[Dataset rows for apps and sites]
========

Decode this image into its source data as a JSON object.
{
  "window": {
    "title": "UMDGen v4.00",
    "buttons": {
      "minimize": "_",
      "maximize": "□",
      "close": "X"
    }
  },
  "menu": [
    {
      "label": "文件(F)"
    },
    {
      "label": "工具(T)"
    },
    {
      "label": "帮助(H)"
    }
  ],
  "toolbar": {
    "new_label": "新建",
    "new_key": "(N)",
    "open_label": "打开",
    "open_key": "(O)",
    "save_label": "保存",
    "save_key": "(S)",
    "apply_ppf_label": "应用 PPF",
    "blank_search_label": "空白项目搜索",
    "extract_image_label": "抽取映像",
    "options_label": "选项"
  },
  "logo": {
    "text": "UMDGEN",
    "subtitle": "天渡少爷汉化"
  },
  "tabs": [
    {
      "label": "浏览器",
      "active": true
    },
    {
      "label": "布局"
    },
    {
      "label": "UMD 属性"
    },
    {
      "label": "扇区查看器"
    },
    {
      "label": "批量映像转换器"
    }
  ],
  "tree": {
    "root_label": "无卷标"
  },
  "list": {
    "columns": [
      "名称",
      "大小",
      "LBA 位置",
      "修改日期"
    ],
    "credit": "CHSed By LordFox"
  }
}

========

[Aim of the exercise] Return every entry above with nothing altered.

[Solution]
Decode this image into its source data as a JSON object.
{
  "window": {
    "title": "UMDGen v4.00",
    "buttons": {
      "minimize": "_",
      "maximize": "□",
      "close": "X"
    }
  },
  "menu": [
    {
      "label": "文件(F)"
    },
    {
      "label": "工具(T)"
    },
    {
      "label": "帮助(H)"
    }
  ],
  "toolbar": {
    "new_label": "新建",
    "new_key": "(N)",
    "open_label": "打开",
    "open_key": "(O)",
    "save_label": "保存",
    "save_key": "(S)",
    "apply_ppf_label": "应用 PPF",
    "blank_search_label": "空白项目搜索",
    "extract_image_label": "抽取映像",
    "options_label": "选项"
  },
  "logo": {
    "text": "UMDGEN",
    "subtitle": "天渡少爷汉化"
  },
  "tabs": [
    {
      "label": "浏览器",
      "active": true
    },
    {
      "label": "布局"
    },
    {
      "label": "UMD 属性"
    },
    {
      "label": "扇区查看器"
    },
    {
      "label": "批量映像转换器"
    }
  ],
  "tree": {
    "root_label": "无卷标"
  },
  "list": {
    "columns": [
      "名称",
      "大小",
      "LBA 位置",
      "修改日期"
    ],
    "credit": "CHSed By LordFox"
  }
}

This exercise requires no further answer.